Cold Rooms: Temperature Controls
Editor’s Note: This is the sixth and final article in our series on cold rooms. Read Part 1 here: Part 1 —Cold Rooms: An Introduction.
As seen throughout this article series, cold rooms are only as good as the components that are included in them. An important piece of the puzzle is the thermostat. A cold room’s main job, not to put too fine a point on it, is to be cold. Maintaining the internal temperature is critical for meeting food safety standards and keeping product fresh for as long as possible. To do this, while also improving the energy efficiency of the system, a reliable thermostat is required.
Note: If a cold room is properly insulated, the internal temperature will be better stabilized while also lightening the load placed on the compressor, evaporator, and condenser. Adding a good thermostat will further improve the efficiency of the cold room.
Most cold rooms use an electromechanical thermostat, which consists of a sensor and an electric contactor. These types of thermostats are switches in that they operate on an on-off basis. When the interior temperature climbs too high, the thermostat sends a signal to the compressor to turn on, activating the refrigeration cycle. Conversely, once the desired temperature has been reached, the thermostat will signal the compressor to shut off, interrupting the cycle.
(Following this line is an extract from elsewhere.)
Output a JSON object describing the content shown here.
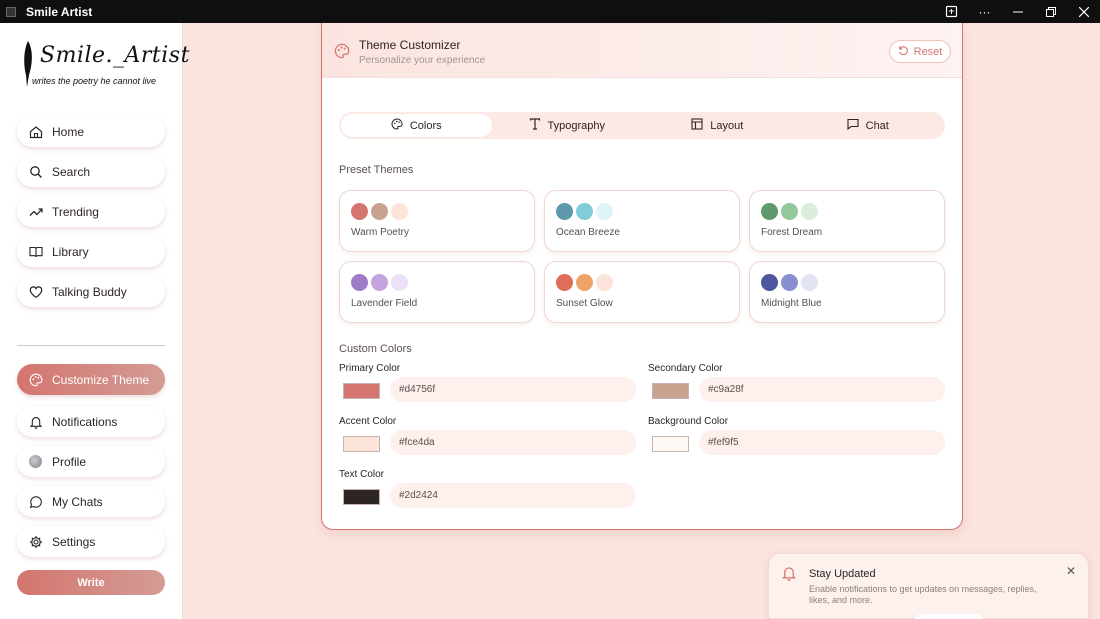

Even though most thermostats only have one temperature setting, there is another factor at play: the temperature differential, or the difference between what are called “cut-out” and “cut-in” temperature settings. For example, if the cut-out temperature is set to 40°F with a differential of 5 °, the refrigeration system will stop running, or cut-out, when the temperature reaches 40°. Likewise, the system will start, or cut-in, when the temperature reaches 45°. Correctly adjusting the temperature differential is critical in order to achieve optimal energy efficiency. If the differential is too small, the tendency will be for the refrigeration cycle to run short, starting and stopping frequently, negatively impacting the working life of the equipment. If the differential is too large, the refrigeration cycles will be too long, resulting in exceptionally large fluctuations in temperature, risking product freshness.
When using an electromechanical thermostat, it is often a good idea to keep a thermometer inside the cold room to make sure that the internal temperature is always at an acceptable level.
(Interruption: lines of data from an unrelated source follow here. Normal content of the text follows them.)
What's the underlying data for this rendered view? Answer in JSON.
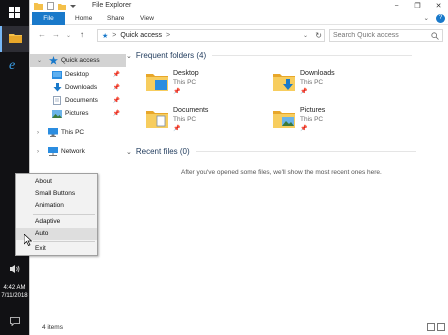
{
  "window": {
    "title": "File Explorer",
    "controls": [
      "−",
      "❐",
      "✕"
    ]
  },
  "ribbon": {
    "tabs": [
      "File",
      "Home",
      "Share",
      "View"
    ],
    "active_tab": "File",
    "accent": "#1979ca"
  },
  "navigation": {
    "address": "Quick access",
    "address_separator": ">",
    "search_placeholder": "Search Quick access"
  },
  "sidebar": {
    "quick_access": "Quick access",
    "items": [
      "Desktop",
      "Downloads",
      "Documents",
      "Pictures"
    ],
    "this_pc": "This PC",
    "network": "Network"
  },
  "main": {
    "frequent_header": "Frequent folders (4)",
    "recent_header": "Recent files (0)",
    "folders": [
      {
        "name": "Desktop",
        "location": "This PC",
        "icon": "desktop-folder-icon"
      },
      {
        "name": "Downloads",
        "location": "This PC",
        "icon": "downloads-folder-icon"
      },
      {
        "name": "Documents",
        "location": "This PC",
        "icon": "documents-folder-icon"
      },
      {
        "name": "Pictures",
        "location": "This PC",
        "icon": "pictures-folder-icon"
      }
    ],
    "empty_message": "After you've opened some files, we'll show the most recent ones here."
  },
  "status": {
    "item_count": "4 items"
  },
  "context_menu": {
    "items": [
      "About",
      "Small Buttons",
      "Animation",
      "Adaptive",
      "Auto",
      "Exit"
    ],
    "highlighted": "Auto"
  },
  "taskbar": {
    "time": "4:42 AM",
    "date": "7/11/2018"
  }
}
Traditional electromechanical thermostats, while cost-effective and reliable, typically control only the compressor, so the potential additional energy savings offered by integrating control of the compressor, evaporator fan, and defrost heater cannot be fully realized. By using an electronic thermostat or controller, the entire system can better work together, offering better energy efficiency and a more stable internal temperature.
Working with a fan speed controller and a variable-speed compressor, an electronic controller can better maintain the internal temperature. Running the compressor at half power or running the fan without the compressor can save on energy costs while keeping the temperature stable.
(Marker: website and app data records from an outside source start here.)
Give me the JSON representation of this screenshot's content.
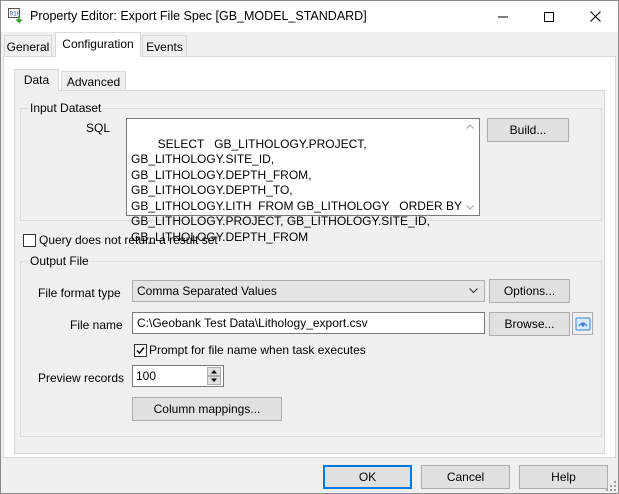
{
  "window": {
    "title": "Property Editor: Export File Spec [GB_MODEL_STANDARD]",
    "icon": "app-property-icon"
  },
  "tabs": [
    {
      "label": "General",
      "active": false
    },
    {
      "label": "Configuration",
      "active": true
    },
    {
      "label": "Events",
      "active": false
    }
  ],
  "inner_tabs": [
    {
      "label": "Data",
      "active": true
    },
    {
      "label": "Advanced",
      "active": false
    }
  ],
  "input_dataset": {
    "group_label": "Input Dataset",
    "sql_label": "SQL",
    "sql_text": "SELECT   GB_LITHOLOGY.PROJECT,  GB_LITHOLOGY.SITE_ID,\nGB_LITHOLOGY.DEPTH_FROM,  GB_LITHOLOGY.DEPTH_TO,\nGB_LITHOLOGY.LITH  FROM GB_LITHOLOGY   ORDER BY\nGB_LITHOLOGY.PROJECT, GB_LITHOLOGY.SITE_ID,\nGB_LITHOLOGY.DEPTH_FROM",
    "build_label": "Build..."
  },
  "query_no_result": {
    "label": "Query does not return a result set",
    "checked": false
  },
  "output_file": {
    "group_label": "Output File",
    "format_label": "File format type",
    "format_value": "Comma Separated Values",
    "options_label": "Options...",
    "filename_label": "File name",
    "filename_value": "C:\\Geobank Test Data\\Lithology_export.csv",
    "browse_label": "Browse...",
    "prompt_label": "Prompt for file name when task executes",
    "prompt_checked": true,
    "preview_label": "Preview records",
    "preview_value": "100",
    "column_mappings_label": "Column mappings..."
  },
  "footer": {
    "ok_label": "OK",
    "cancel_label": "Cancel",
    "help_label": "Help"
  },
  "colors": {
    "accent": "#0078d7",
    "panel": "#f0f0f0",
    "border": "#adadad"
  }
}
Electronic controllers can be programmed to meet the specific needs of each cold room, depending on patterns of use, ambient temperatures, air humidity, and other factors. This way, the energy efficiency of each cold room can be adjusted if changes occur in any of the previously mentioned factors. Not only can electronic controllers reduce power consumption and save money, they can also collect usage data, like the number of times the door opens, fluctuations in temperature levels, and fan and compressor cycles during the day and night.
Whether you use an electromechanical thermostat or an electronic controller, having a reliable thermostat is vital to keep the temperature inside your cold room stable.